- Most of the time, when mother’s day came around, I tried to ignore it.
- When I was younger and had no wedding ring on my left hand, people would ask, “Doing anything special with your mom this weekend?”
- I never knew what to say in response.
- Usually, I wanted to scream, “NO!! My mom’s DEAD you idiot!!”
- …Later in life, after I was married, people would ask, “So, your kids doing anything special for you this Mother’s Day?”
- I don’t know if I was able to mask the auto-flinch or not, but I tried to not bite the person’s head off. I’d politely and quietly answer, “We don’t have any children.”
- My hubby and I struggled to get pregnant for nearly 5 years..
- … We also lived in a suburban neighborhood on a cul-de-sac where so many women were pregnant, a friend carelessly said, “Boy, there must be something in the water!” I immediately did bite his head off with, “Not for all us!” and walked away.
If you are having a difficult time dealing with Mother’s Day – for whatever reason that may be – I am sorry. I know. I understand.
My mother died a few years ago, and I miss her.

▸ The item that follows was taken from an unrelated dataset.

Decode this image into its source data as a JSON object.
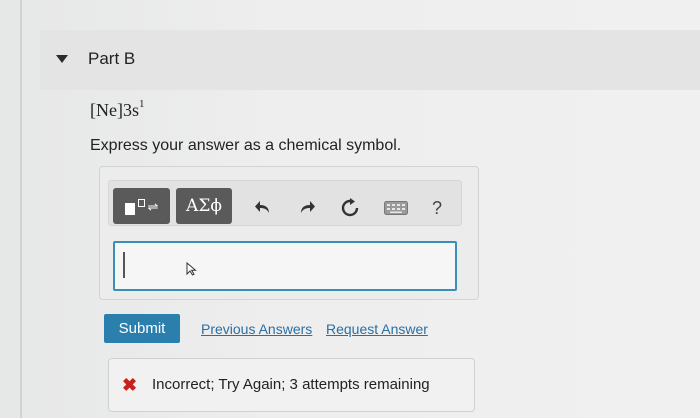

Also, I’m tired of being judged by Christians for being “less than” or for being a freak, or for not fulfilling my supposedly only godly role in life, because I never married and never had a kid, so the Mother’s Day holiday, and other holidays in the year, can be annoying or painful to get through.
I’m sorry that churches in particular, and Christians on forums and blogs, are not more sensitive about how holidays like Mother’s Day can be difficult for folks to get through. Not everyone marries by age 25 and has three kids, or has a loving and/or still-alive mother.
Some people who are mothers are not able to share the holiday with their children, so the day can be hard for them, too.
Do churches care about any of this? Does Christian culture care? Nope, about 99% of them are FREAKING OBLIVIOUS to anyone who doesn’t fit the June Cleaver, nuclear family mould.
If you are a single who admits to a Christian to wanting marriage, or a person who would like to have children, you will get insults and cliche’s from other Christians, such as, “You are making marriage/ having a baby into an idol” or “be content with your singleness or childlessness,” and note, these are usually said by people who are married with kids.
I opine on that in other blog pages, so I won’t get into it here. I’m just saying I was brought up in Baptist/evangelical culture, and I know too well how insulting and demoralizing other Christians (and Republicans, social conservatives and right wingers – note: I myself am a so con and right wing and usually vote GOP) can be on these topics, because I was subjected to their prejudices and contempt.
Related posts, this blog:
(Link): Do Married Couples Slight Their Family Members as Well as Their Friends? / “Greedy Marriages” (Studies show that Married Couples (and ones with kids) are more selfish and self absorbed than Childless or Un-Married People)
(Link): Totally Obnoxious Parent: Childless Couple Who Donates to Childrens Charities Lambasted by Snotty Adult Sister for Not Showering Her Kids with Christmas Presents – Parents Who Discriminate Against the Childless or Childfree